The scheme, launched late last year, allows Hong Kong and mainland investors to invest in each other's markets up to a daily quota.
Previously, domestic mutual funds were only able to invest in overseas markets through the Qualified Domestic Institutional Investor (QDII) program, which requires regulatory approval.
On Monday, a report in Hong Kong's Oriental Daily speculated that the daily quota for Hong Kong stock purchases by mainlanders under the connect scheme will be nearly quadrupled to 40 billion yuan ($ 6.4 billion), Reuters reported.

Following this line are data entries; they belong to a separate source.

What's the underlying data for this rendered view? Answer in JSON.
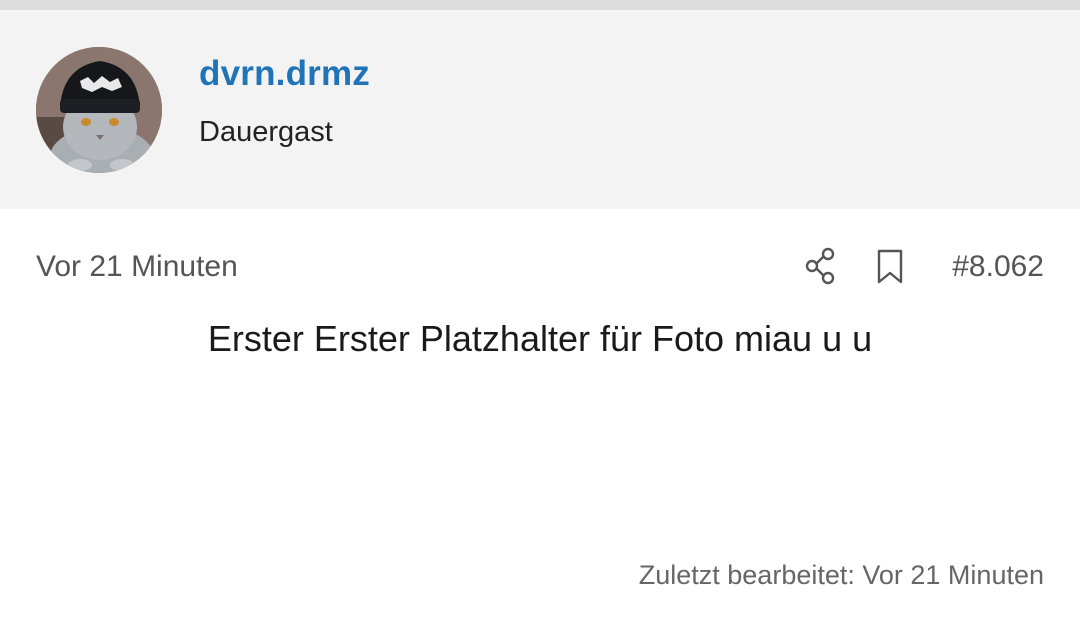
{
  "header": {
    "username": "dvrn.drmz",
    "user_title": "Dauergast",
    "avatar_icon": "cat-beanie-avatar"
  },
  "post": {
    "time": "Vor 21 Minuten",
    "share_icon": "share-icon",
    "bookmark_icon": "bookmark-icon",
    "number": "#8.062",
    "body": "Erster Erster Platzhalter für Foto miau u u",
    "last_edited": "Zuletzt bearbeitet: Vor 21 Minuten"
  },
  "colors": {
    "username": "#1f73b7",
    "header_bg": "#f3f3f3"
  }
}
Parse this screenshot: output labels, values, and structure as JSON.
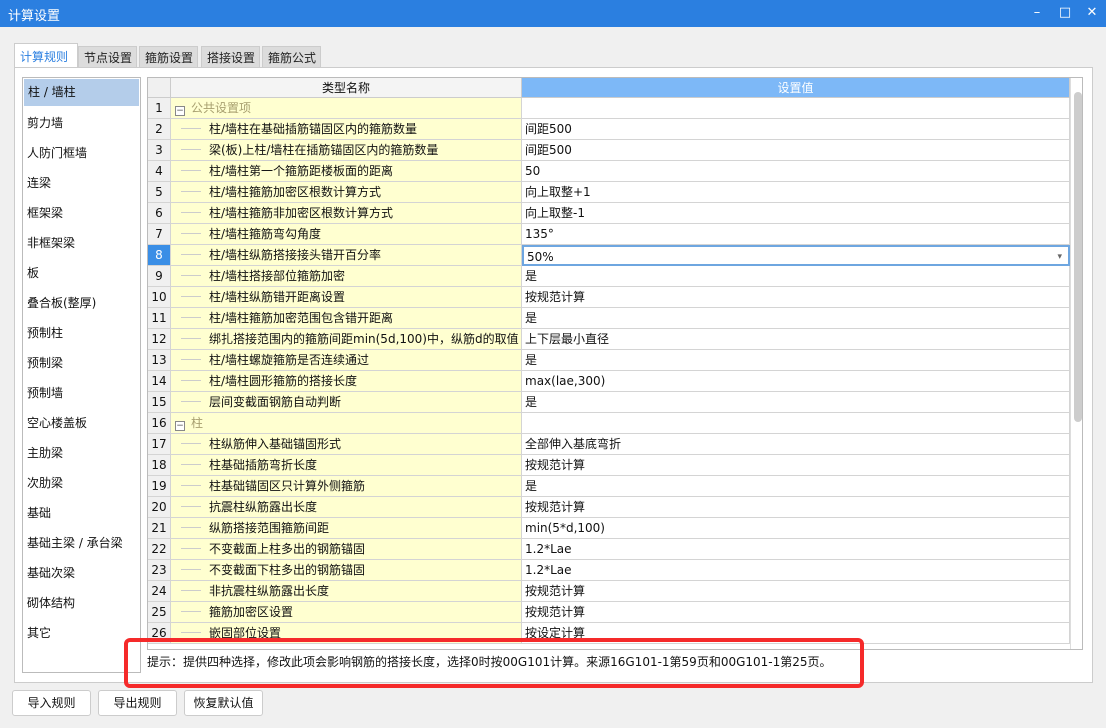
{
  "window": {
    "title": "计算设置",
    "controls": [
      "minimize-icon",
      "maximize-icon",
      "close-icon"
    ]
  },
  "tabs": [
    "计算规则",
    "节点设置",
    "箍筋设置",
    "搭接设置",
    "箍筋公式"
  ],
  "sidebar": {
    "selected": "柱 / 墙柱",
    "items": [
      "柱 / 墙柱",
      "剪力墙",
      "人防门框墙",
      "连梁",
      "框架梁",
      "非框架梁",
      "板",
      "叠合板(整厚)",
      "预制柱",
      "预制梁",
      "预制墙",
      "空心楼盖板",
      "主肋梁",
      "次肋梁",
      "基础",
      "基础主梁 / 承台梁",
      "基础次梁",
      "砌体结构",
      "其它"
    ]
  },
  "grid": {
    "headers": {
      "name": "类型名称",
      "value": "设置值"
    },
    "current_row": 8,
    "rows": [
      {
        "n": "1",
        "name": "公共设置项",
        "value": "",
        "group": true
      },
      {
        "n": "2",
        "name": "柱/墙柱在基础插筋锚固区内的箍筋数量",
        "value": "间距500"
      },
      {
        "n": "3",
        "name": "梁(板)上柱/墙柱在插筋锚固区内的箍筋数量",
        "value": "间距500"
      },
      {
        "n": "4",
        "name": "柱/墙柱第一个箍筋距楼板面的距离",
        "value": "50"
      },
      {
        "n": "5",
        "name": "柱/墙柱箍筋加密区根数计算方式",
        "value": "向上取整+1"
      },
      {
        "n": "6",
        "name": "柱/墙柱箍筋非加密区根数计算方式",
        "value": "向上取整-1"
      },
      {
        "n": "7",
        "name": "柱/墙柱箍筋弯勾角度",
        "value": "135°"
      },
      {
        "n": "8",
        "name": "柱/墙柱纵筋搭接接头错开百分率",
        "value": "50%"
      },
      {
        "n": "9",
        "name": "柱/墙柱搭接部位箍筋加密",
        "value": "是"
      },
      {
        "n": "10",
        "name": "柱/墙柱纵筋错开距离设置",
        "value": "按规范计算"
      },
      {
        "n": "11",
        "name": "柱/墙柱箍筋加密范围包含错开距离",
        "value": "是"
      },
      {
        "n": "12",
        "name": "绑扎搭接范围内的箍筋间距min(5d,100)中，纵筋d的取值",
        "value": "上下层最小直径"
      },
      {
        "n": "13",
        "name": "柱/墙柱螺旋箍筋是否连续通过",
        "value": "是"
      },
      {
        "n": "14",
        "name": "柱/墙柱圆形箍筋的搭接长度",
        "value": "max(lae,300)"
      },
      {
        "n": "15",
        "name": "层间变截面钢筋自动判断",
        "value": "是"
      },
      {
        "n": "16",
        "name": "柱",
        "value": "",
        "group": true
      },
      {
        "n": "17",
        "name": "柱纵筋伸入基础锚固形式",
        "value": "全部伸入基底弯折"
      },
      {
        "n": "18",
        "name": "柱基础插筋弯折长度",
        "value": "按规范计算"
      },
      {
        "n": "19",
        "name": "柱基础锚固区只计算外侧箍筋",
        "value": "是"
      },
      {
        "n": "20",
        "name": "抗震柱纵筋露出长度",
        "value": "按规范计算"
      },
      {
        "n": "21",
        "name": "纵筋搭接范围箍筋间距",
        "value": "min(5*d,100)"
      },
      {
        "n": "22",
        "name": "不变截面上柱多出的钢筋锚固",
        "value": "1.2*Lae"
      },
      {
        "n": "23",
        "name": "不变截面下柱多出的钢筋锚固",
        "value": "1.2*Lae"
      },
      {
        "n": "24",
        "name": "非抗震柱纵筋露出长度",
        "value": "按规范计算"
      },
      {
        "n": "25",
        "name": "箍筋加密区设置",
        "value": "按规范计算"
      },
      {
        "n": "26",
        "name": "嵌固部位设置",
        "value": "按设定计算"
      }
    ]
  },
  "hint": "提示：提供四种选择，修改此项会影响钢筋的搭接长度，选择0时按00G101计算。来源16G101-1第59页和00G101-1第25页。",
  "buttons": {
    "import": "导入规则",
    "export": "导出规则",
    "restore": "恢复默认值"
  },
  "colors": {
    "titlebar": "#2b7fe0",
    "name_column": "#ffffd0",
    "value_header": "#7db8f7",
    "highlight_box": "#f52a2a"
  }
}
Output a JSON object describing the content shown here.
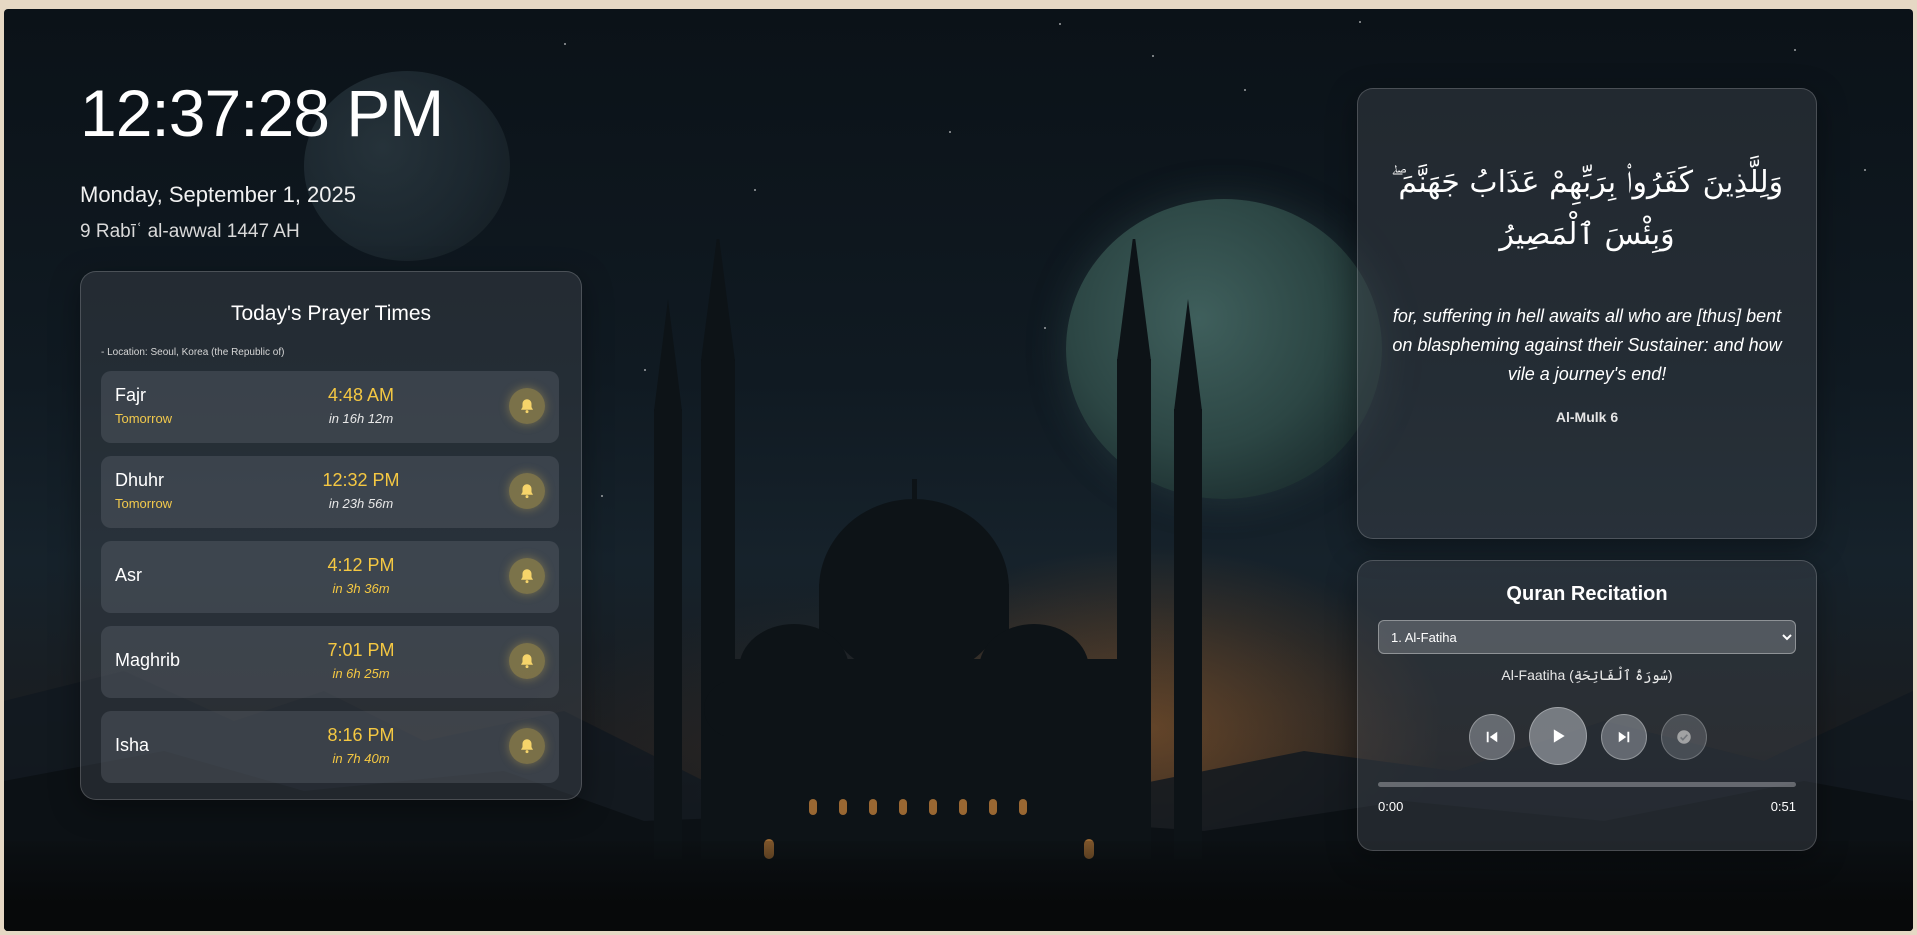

"We had about $6 billion of mainland money coming into the Hong Kong markets last week, which is unprecedented," said Garner.